From April through October, 2022, Mann Library Gallery presents a selection of Mud Paintings by Jenifer Wightman. When microbes living in the mud are exposed to light, they synthesize pigment. Each painting presents a site-specific transforming colorfield, reflecting the diverse species and the unique soil and water conditions of the mud sample. This show displays diverse compositions derived from the most pristine to the most toxic landscapes, illustrating the incredible capacity for microbes to make Earth their home.
18 years of Mud Paintings

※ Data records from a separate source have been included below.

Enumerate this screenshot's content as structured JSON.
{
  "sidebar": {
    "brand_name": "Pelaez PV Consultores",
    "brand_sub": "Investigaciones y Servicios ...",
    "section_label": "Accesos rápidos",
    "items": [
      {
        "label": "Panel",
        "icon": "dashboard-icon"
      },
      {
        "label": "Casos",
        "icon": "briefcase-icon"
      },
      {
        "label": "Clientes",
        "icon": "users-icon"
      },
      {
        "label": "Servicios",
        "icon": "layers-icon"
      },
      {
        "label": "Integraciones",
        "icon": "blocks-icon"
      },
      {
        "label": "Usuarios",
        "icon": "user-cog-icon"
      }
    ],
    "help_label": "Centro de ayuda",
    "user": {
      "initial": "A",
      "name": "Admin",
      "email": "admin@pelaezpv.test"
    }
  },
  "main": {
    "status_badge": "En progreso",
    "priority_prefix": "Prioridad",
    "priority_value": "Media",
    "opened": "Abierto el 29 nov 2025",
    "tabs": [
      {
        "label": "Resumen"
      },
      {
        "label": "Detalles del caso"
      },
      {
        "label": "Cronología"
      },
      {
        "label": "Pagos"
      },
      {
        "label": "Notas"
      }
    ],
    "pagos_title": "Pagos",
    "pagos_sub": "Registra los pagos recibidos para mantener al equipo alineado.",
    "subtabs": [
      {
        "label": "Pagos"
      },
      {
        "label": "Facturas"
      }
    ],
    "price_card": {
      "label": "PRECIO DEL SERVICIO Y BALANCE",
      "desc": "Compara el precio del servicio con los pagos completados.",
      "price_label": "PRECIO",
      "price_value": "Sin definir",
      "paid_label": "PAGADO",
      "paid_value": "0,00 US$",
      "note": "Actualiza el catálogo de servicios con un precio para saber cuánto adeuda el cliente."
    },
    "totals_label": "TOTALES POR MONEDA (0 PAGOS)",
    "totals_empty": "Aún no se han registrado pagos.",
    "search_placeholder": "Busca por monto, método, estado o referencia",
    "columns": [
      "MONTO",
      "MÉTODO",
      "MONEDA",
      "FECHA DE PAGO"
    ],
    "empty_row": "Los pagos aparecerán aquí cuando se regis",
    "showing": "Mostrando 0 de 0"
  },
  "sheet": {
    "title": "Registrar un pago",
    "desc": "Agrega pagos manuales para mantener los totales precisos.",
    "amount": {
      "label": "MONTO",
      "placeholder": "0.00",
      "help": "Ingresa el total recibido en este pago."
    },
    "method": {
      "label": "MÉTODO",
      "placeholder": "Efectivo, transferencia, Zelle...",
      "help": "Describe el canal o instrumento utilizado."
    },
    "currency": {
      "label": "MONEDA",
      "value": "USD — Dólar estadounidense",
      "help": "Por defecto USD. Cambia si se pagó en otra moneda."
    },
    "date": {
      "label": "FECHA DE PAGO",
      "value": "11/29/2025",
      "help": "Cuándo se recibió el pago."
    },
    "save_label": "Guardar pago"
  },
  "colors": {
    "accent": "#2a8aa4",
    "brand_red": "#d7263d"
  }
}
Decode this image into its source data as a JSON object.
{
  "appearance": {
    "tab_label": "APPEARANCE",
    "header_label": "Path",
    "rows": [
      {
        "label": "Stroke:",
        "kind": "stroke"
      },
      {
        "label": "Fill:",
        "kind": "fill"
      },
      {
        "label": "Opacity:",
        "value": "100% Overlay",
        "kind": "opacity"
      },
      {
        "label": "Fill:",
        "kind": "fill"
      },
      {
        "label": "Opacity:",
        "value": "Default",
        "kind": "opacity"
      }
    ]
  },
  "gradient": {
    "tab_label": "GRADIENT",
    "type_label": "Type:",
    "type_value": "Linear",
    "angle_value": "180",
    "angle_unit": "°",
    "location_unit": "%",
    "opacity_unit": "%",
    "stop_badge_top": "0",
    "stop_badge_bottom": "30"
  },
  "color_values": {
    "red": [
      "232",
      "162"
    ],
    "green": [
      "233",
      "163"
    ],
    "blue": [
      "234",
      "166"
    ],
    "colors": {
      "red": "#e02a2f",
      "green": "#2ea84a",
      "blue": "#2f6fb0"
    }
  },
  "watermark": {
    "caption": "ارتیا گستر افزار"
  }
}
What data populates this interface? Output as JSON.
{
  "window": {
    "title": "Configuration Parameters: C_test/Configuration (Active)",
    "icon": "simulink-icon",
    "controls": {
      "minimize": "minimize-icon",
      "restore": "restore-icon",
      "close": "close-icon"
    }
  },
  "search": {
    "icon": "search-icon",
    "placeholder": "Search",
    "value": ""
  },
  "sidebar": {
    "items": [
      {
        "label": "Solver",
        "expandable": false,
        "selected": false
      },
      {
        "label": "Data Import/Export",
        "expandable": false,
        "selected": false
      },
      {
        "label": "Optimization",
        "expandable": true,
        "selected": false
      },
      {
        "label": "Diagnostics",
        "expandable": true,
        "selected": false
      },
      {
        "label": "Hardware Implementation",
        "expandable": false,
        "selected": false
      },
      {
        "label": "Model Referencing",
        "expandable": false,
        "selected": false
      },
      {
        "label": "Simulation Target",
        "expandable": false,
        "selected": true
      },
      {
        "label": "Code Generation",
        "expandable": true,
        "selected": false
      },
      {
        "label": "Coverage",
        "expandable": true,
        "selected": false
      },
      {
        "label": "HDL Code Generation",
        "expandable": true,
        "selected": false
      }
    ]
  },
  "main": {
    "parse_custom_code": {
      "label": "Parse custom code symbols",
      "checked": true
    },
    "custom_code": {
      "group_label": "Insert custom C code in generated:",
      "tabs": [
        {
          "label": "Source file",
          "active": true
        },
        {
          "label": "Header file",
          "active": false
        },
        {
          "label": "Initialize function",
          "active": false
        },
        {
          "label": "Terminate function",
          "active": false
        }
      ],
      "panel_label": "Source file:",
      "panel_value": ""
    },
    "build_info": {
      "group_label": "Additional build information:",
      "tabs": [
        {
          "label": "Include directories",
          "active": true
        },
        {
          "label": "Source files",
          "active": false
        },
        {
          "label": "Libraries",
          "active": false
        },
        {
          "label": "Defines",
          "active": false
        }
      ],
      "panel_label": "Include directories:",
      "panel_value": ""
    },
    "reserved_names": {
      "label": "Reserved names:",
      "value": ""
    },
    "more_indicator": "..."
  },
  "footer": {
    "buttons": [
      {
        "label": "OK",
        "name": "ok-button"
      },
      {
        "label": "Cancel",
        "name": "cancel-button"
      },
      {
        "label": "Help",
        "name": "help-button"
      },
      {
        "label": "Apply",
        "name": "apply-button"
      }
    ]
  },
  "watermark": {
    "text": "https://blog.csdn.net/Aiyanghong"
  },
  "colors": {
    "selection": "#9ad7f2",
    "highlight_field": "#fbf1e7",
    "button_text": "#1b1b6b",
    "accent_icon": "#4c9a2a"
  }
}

The first mud painting entitled Winogradsky Rothko (2004) was made with mud from Beebe Lake --the beloved swimming hole on Cornell's campus-- in the Mann Library courtyard.
Others sites include:
- 5 Portraits of NYC including 3 superfund sites (Gowanus Canal, Newtown Creek, Hudson River), 1 exposed landfill (Dead Horse Bay), 1 site of combined sewage overflow (East River)
- View, a public bench featuring the mud from the salt marsh on Randall's Island, NYC
- Triptych running from a fresh water beaver damn down to tidal flux along the Chester River, MD (2015)
- Siuslaw model forest, intended to protect our watershed, Transect (2012) in Acra, NY
- A collaboration in Moorestown, NJ, specifically installed in the basement of a microbiologist (2017)
- Around Belle Isle, in Detroit Michigan, collected during the Grand Prix (2018)
- Five Experiments using mud from Peeble's Island, the nexus of the Mohawk and the Hudson, near Troy NY (2019)
- 10 diverse water bodies around Bengaluru, India (2019)
- Winogradsky Rothko - the first - inspired by a scientist (Winogradsky) and an artist (Rothko), (2004)
- Observation Maze - in process summer 2022 - a piece installed at Djerassi with clay occlusions!
Cornell Biennial, 2022
For the Cornell Biennial, 2022, a diptych, Sensing Change, was commissioned, referencing two 19th century Japanese landscape scrolls. Both contain mud from Beebe Lake with the left frame amended with 5% biochar - a greenhouse gas mitigating strategy studied in Johannes Lehmann's laboratory. These frames are outfitted with pH, eH and temperature sensors that live stream biochemical changes in these living landscapes.
It's in process - so go to the first floor of Mann Library and check out its growth!